- Read Ecclesiastes 12:9-10. This sounds to me like the teacher died and someone else is making an endorsement of what he wrote. However, none of the commentaries I consulted agreed with me. Why should we listen to the teacher, Solomon? (He was wise, he researched and considered his teachings, people learned from him, he tried to write in an interesting, attractive way, and what he wrote was true.)
- Read Ecclesiastes 12:11. Do you like to step on a nail? Do you like to be prodded? Do you enjoy a stick in your eye? Why does Solomon compare his words to those things? (Hearing wisdom, hearing the truth persuasively presented, should prod us into action.
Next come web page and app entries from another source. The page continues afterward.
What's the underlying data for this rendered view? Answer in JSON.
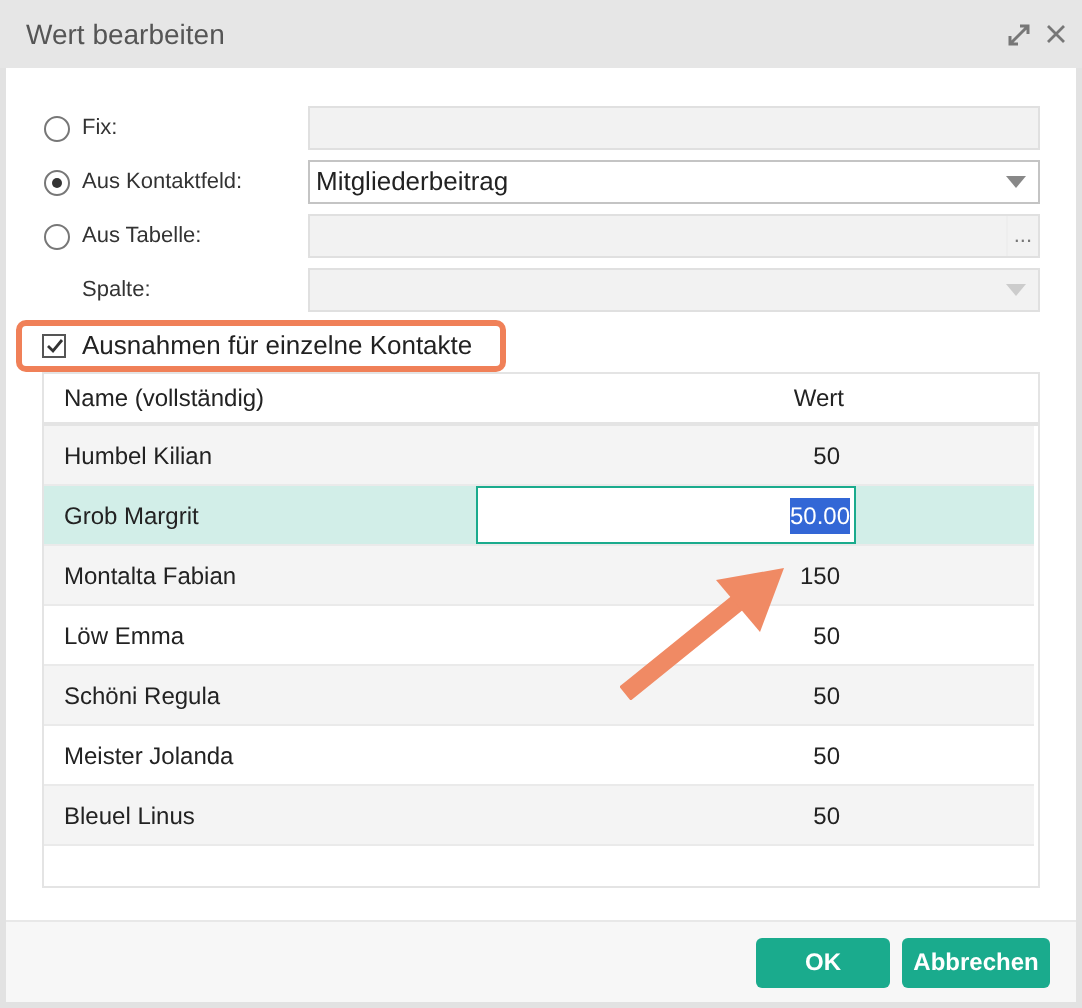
{
  "window": {
    "title": "Wert bearbeiten"
  },
  "options": [
    {
      "kind": "radio",
      "label": "Fix:",
      "selected": false,
      "field": {
        "kind": "text",
        "disabled": true
      }
    },
    {
      "kind": "radio",
      "label": "Aus Kontaktfeld:",
      "selected": true,
      "field": {
        "kind": "dropdown",
        "value": "Mitgliederbeitrag",
        "disabled": false
      }
    },
    {
      "kind": "radio",
      "label": "Aus Tabelle:",
      "selected": false,
      "field": {
        "kind": "picker",
        "button": "...",
        "disabled": true
      }
    },
    {
      "kind": "plain",
      "label": "Spalte:",
      "field": {
        "kind": "dropdown",
        "disabled": true
      }
    }
  ],
  "exceptions": {
    "label": "Ausnahmen für einzelne Kontakte",
    "checked": true,
    "highlighted": true
  },
  "table": {
    "columns": [
      "Name (vollständig)",
      "Wert"
    ],
    "rows": [
      {
        "name": "Humbel Kilian",
        "value": "50",
        "selected": false,
        "editing": false
      },
      {
        "name": "Grob Margrit",
        "value": "50.00",
        "selected": true,
        "editing": true
      },
      {
        "name": "Montalta Fabian",
        "value": "150",
        "selected": false,
        "editing": false
      },
      {
        "name": "Löw Emma",
        "value": "50",
        "selected": false,
        "editing": false
      },
      {
        "name": "Schöni Regula",
        "value": "50",
        "selected": false,
        "editing": false
      },
      {
        "name": "Meister Jolanda",
        "value": "50",
        "selected": false,
        "editing": false
      },
      {
        "name": "Bleuel Linus",
        "value": "50",
        "selected": false,
        "editing": false
      }
    ]
  },
  "annotation": {
    "kind": "arrow"
  },
  "buttons": [
    "OK",
    "Abbrechen"
  ]
}
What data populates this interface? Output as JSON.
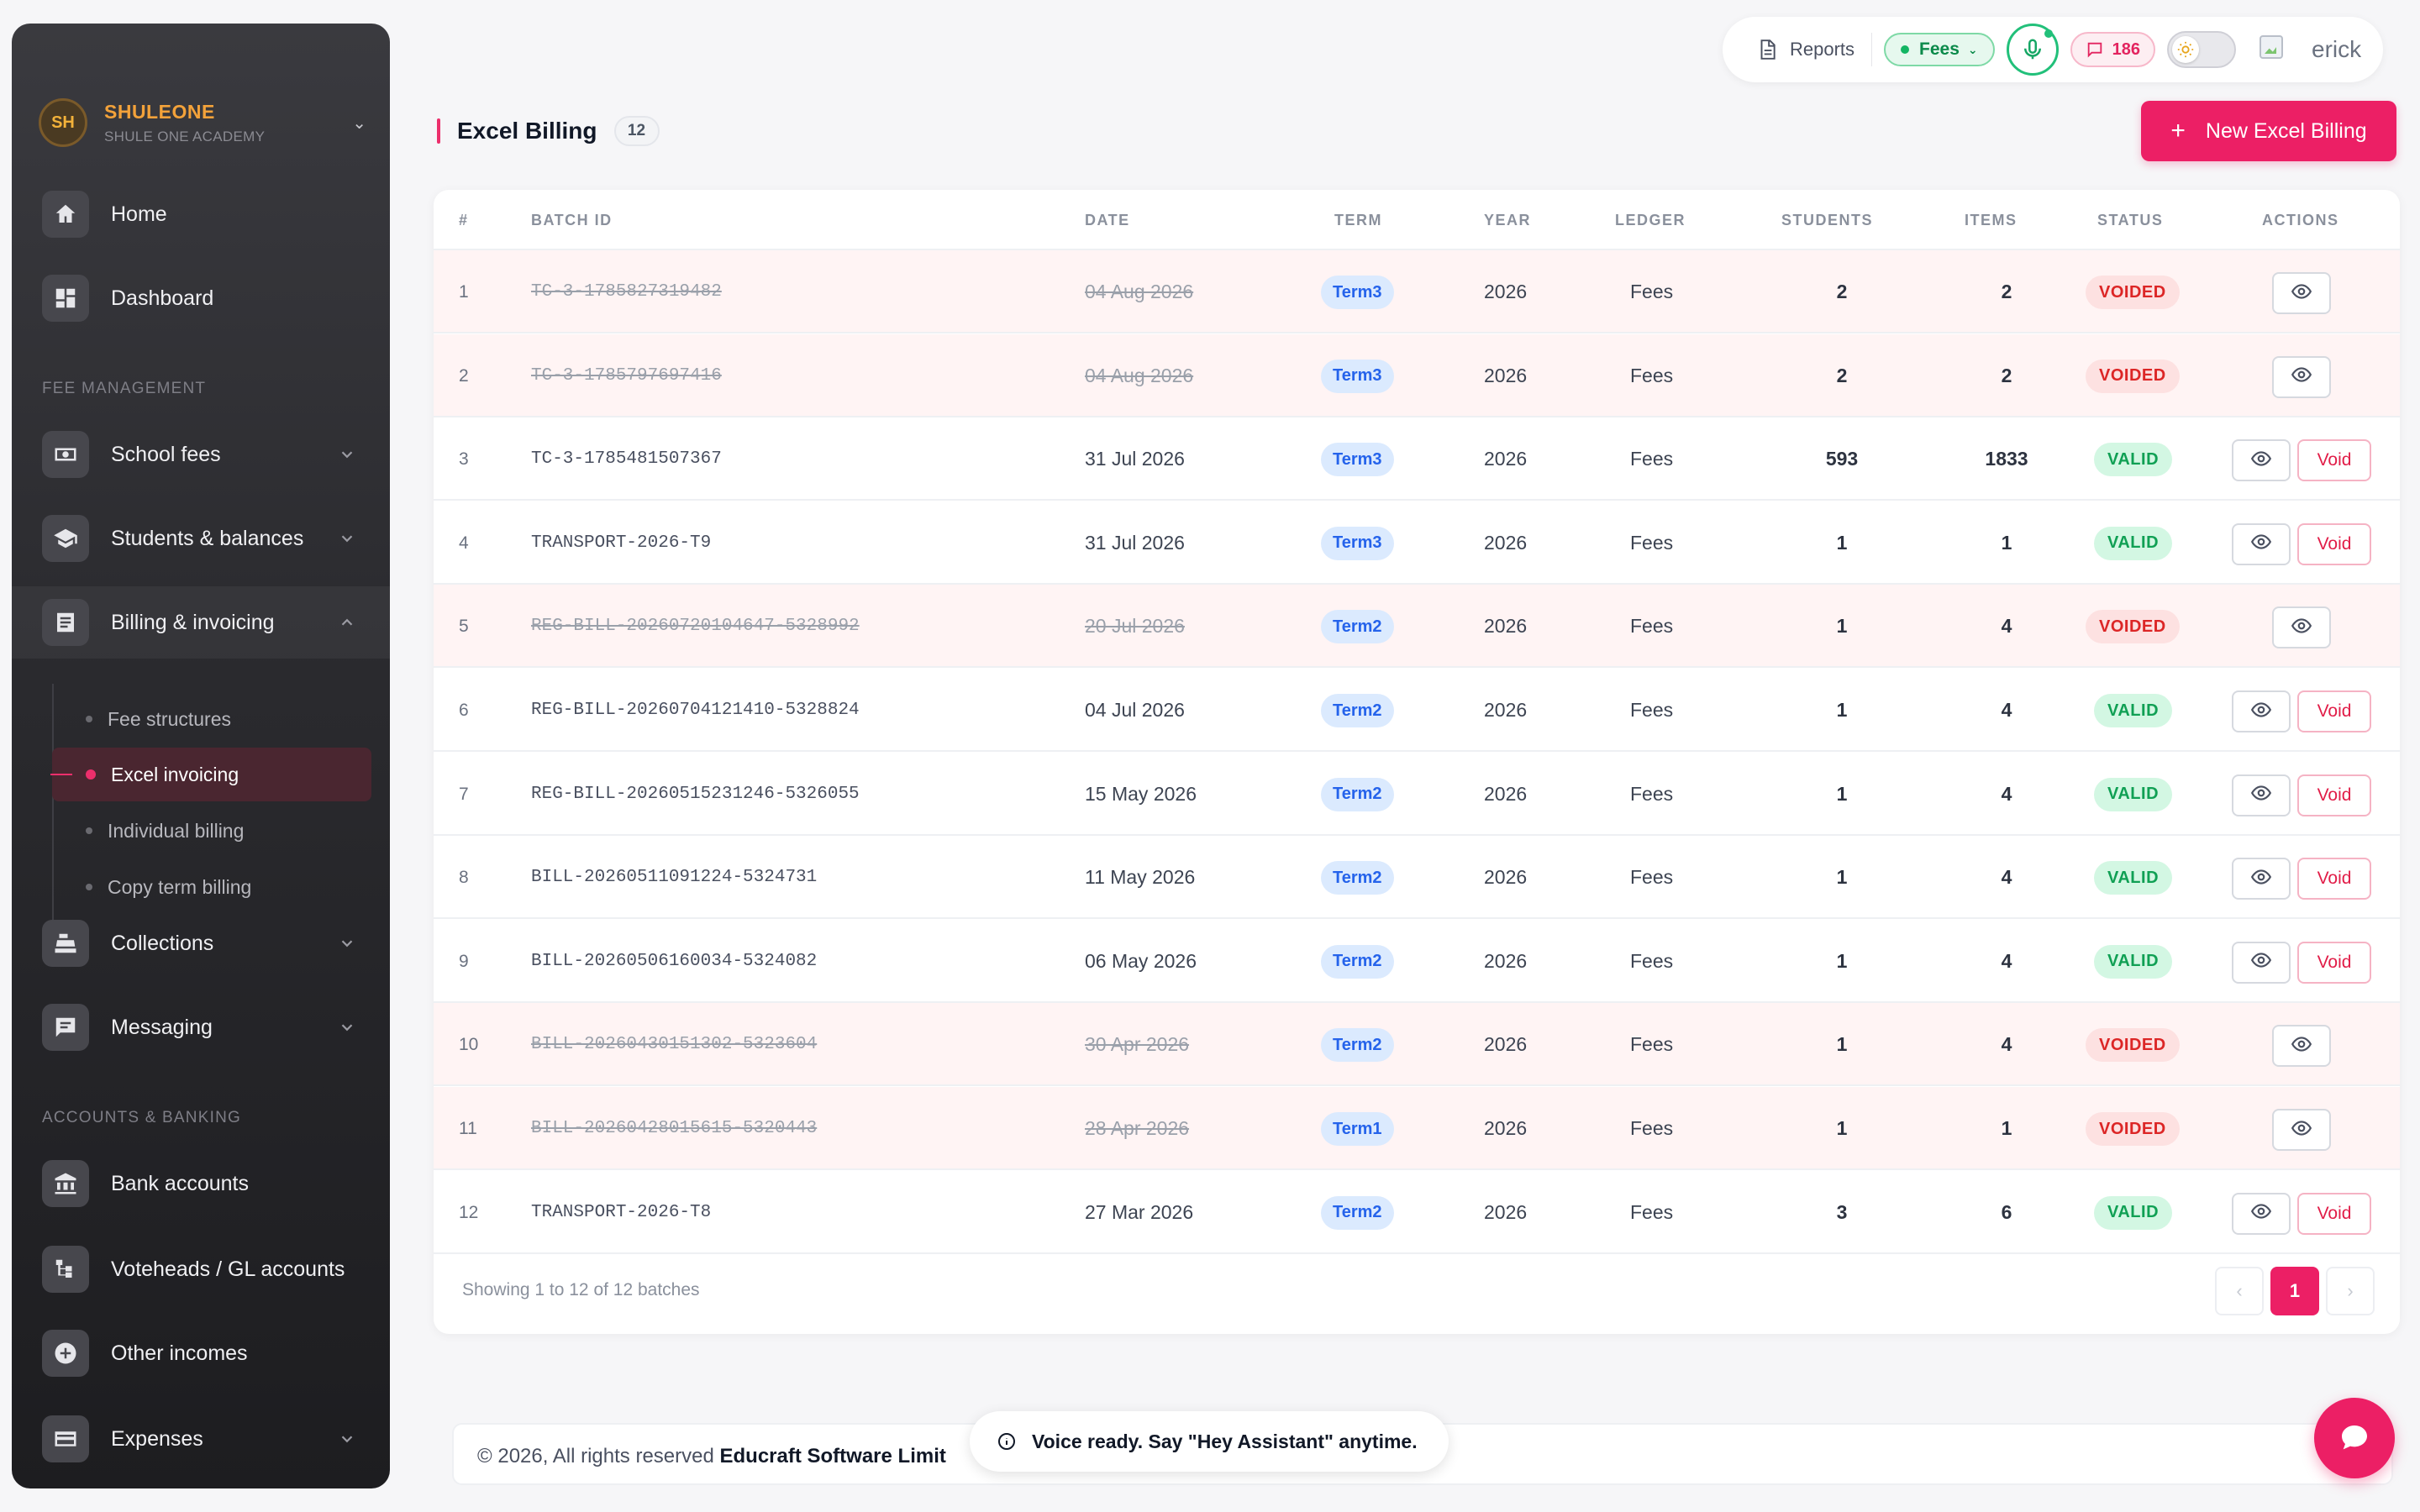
{
  "brand": {
    "initials": "SH",
    "name": "SHULEONE",
    "subtitle": "SHULE ONE ACADEMY"
  },
  "sidebar": {
    "items_top": [
      {
        "label": "Home",
        "icon": "home-icon"
      },
      {
        "label": "Dashboard",
        "icon": "dashboard-icon"
      }
    ],
    "section_fee": "FEE MANAGEMENT",
    "items_fee": [
      {
        "label": "School fees",
        "icon": "money-icon"
      },
      {
        "label": "Students & balances",
        "icon": "graduation-cap-icon"
      },
      {
        "label": "Billing & invoicing",
        "icon": "receipt-icon"
      }
    ],
    "sub_items": [
      {
        "label": "Fee structures"
      },
      {
        "label": "Excel invoicing"
      },
      {
        "label": "Individual billing"
      },
      {
        "label": "Copy term billing"
      }
    ],
    "items_mid": [
      {
        "label": "Collections",
        "icon": "cash-register-icon"
      },
      {
        "label": "Messaging",
        "icon": "chat-icon"
      }
    ],
    "section_accounts": "ACCOUNTS & BANKING",
    "items_accounts": [
      {
        "label": "Bank accounts",
        "icon": "bank-icon"
      },
      {
        "label": "Voteheads / GL accounts",
        "icon": "tree-icon"
      },
      {
        "label": "Other incomes",
        "icon": "plus-circle-icon"
      },
      {
        "label": "Expenses",
        "icon": "card-icon"
      }
    ]
  },
  "topbar": {
    "reports_label": "Reports",
    "fees_label": "Fees",
    "message_count": "186",
    "username": "erick"
  },
  "page": {
    "title": "Excel Billing",
    "count": "12",
    "new_button": "New Excel Billing"
  },
  "table": {
    "headers": [
      "#",
      "BATCH ID",
      "DATE",
      "TERM",
      "YEAR",
      "LEDGER",
      "STUDENTS",
      "ITEMS",
      "STATUS",
      "ACTIONS"
    ],
    "rows": [
      {
        "num": "1",
        "batch": "TC-3-1785827319482",
        "date": "04 Aug 2026",
        "term": "Term3",
        "year": "2026",
        "ledger": "Fees",
        "students": "2",
        "items": "2",
        "status": "VOIDED"
      },
      {
        "num": "2",
        "batch": "TC-3-1785797697416",
        "date": "04 Aug 2026",
        "term": "Term3",
        "year": "2026",
        "ledger": "Fees",
        "students": "2",
        "items": "2",
        "status": "VOIDED"
      },
      {
        "num": "3",
        "batch": "TC-3-1785481507367",
        "date": "31 Jul 2026",
        "term": "Term3",
        "year": "2026",
        "ledger": "Fees",
        "students": "593",
        "items": "1833",
        "status": "VALID"
      },
      {
        "num": "4",
        "batch": "TRANSPORT-2026-T9",
        "date": "31 Jul 2026",
        "term": "Term3",
        "year": "2026",
        "ledger": "Fees",
        "students": "1",
        "items": "1",
        "status": "VALID"
      },
      {
        "num": "5",
        "batch": "REG-BILL-20260720104647-5328992",
        "date": "20 Jul 2026",
        "term": "Term2",
        "year": "2026",
        "ledger": "Fees",
        "students": "1",
        "items": "4",
        "status": "VOIDED"
      },
      {
        "num": "6",
        "batch": "REG-BILL-20260704121410-5328824",
        "date": "04 Jul 2026",
        "term": "Term2",
        "year": "2026",
        "ledger": "Fees",
        "students": "1",
        "items": "4",
        "status": "VALID"
      },
      {
        "num": "7",
        "batch": "REG-BILL-20260515231246-5326055",
        "date": "15 May 2026",
        "term": "Term2",
        "year": "2026",
        "ledger": "Fees",
        "students": "1",
        "items": "4",
        "status": "VALID"
      },
      {
        "num": "8",
        "batch": "BILL-20260511091224-5324731",
        "date": "11 May 2026",
        "term": "Term2",
        "year": "2026",
        "ledger": "Fees",
        "students": "1",
        "items": "4",
        "status": "VALID"
      },
      {
        "num": "9",
        "batch": "BILL-20260506160034-5324082",
        "date": "06 May 2026",
        "term": "Term2",
        "year": "2026",
        "ledger": "Fees",
        "students": "1",
        "items": "4",
        "status": "VALID"
      },
      {
        "num": "10",
        "batch": "BILL-20260430151302-5323604",
        "date": "30 Apr 2026",
        "term": "Term2",
        "year": "2026",
        "ledger": "Fees",
        "students": "1",
        "items": "4",
        "status": "VOIDED"
      },
      {
        "num": "11",
        "batch": "BILL-20260428015615-5320443",
        "date": "28 Apr 2026",
        "term": "Term1",
        "year": "2026",
        "ledger": "Fees",
        "students": "1",
        "items": "1",
        "status": "VOIDED"
      },
      {
        "num": "12",
        "batch": "TRANSPORT-2026-T8",
        "date": "27 Mar 2026",
        "term": "Term2",
        "year": "2026",
        "ledger": "Fees",
        "students": "3",
        "items": "6",
        "status": "VALID"
      }
    ],
    "void_label": "Void",
    "showing_text": "Showing 1 to 12 of 12 batches",
    "pagination": {
      "prev": "‹",
      "current": "1",
      "next": "›"
    }
  },
  "footer": {
    "copyright": "© 2026, All rights reserved ",
    "company": "Educraft Software Limit"
  },
  "toast": {
    "message": "Voice ready. Say \"Hey Assistant\" anytime."
  },
  "colors": {
    "accent": "#ec1f65",
    "valid": "#10a054",
    "voided": "#dc2626",
    "term": "#2563eb"
  }
}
Once we know the truth and understand wisdom, we can assemble our life with it (like nails). Wisdom helps hold us together in tough times.)
- What does Solomon mean by his reference to "one Shepherd?" (God. Solomon claims divine inspiration for his words.)
- Read Ecclesiastes 12:12. After telling us that he did all of this research before writing his book, how can Solomon sound so anti-intellectual? Is he telling us not to read and study? (No. He is telling us to beware of wisdom that does not come from God. There is God-inspired wisdom and then there is everything else. Don't get tired studying everything else.)
- Read Ecclesiastes 12:13-14. Is this a summary of the entire book of Ecclesiastes? (Solomon says it is.)
- What is the conclusion? (Acknowledge God and obey Him.)
- Why? (A judgment is coming.)
- How is this a summary of Ecclesiastes when so much of it seemed to ignore anything beyond life here? (Solomon's point is that life is temporary. It is not always logical. Bad things happen to good people sometimes. Good things happen to bad people sometimes. During our brief time here we should obey God for He has an ultimate judgment. Ultimate judgment would make no sense without an ultimate reward!)
- Friend, will you accept the advice of Solomon? Will you agree today to acknowledge and obey God?
- Next week: "The Voice From Heaven." We start a new series about the Bible itself.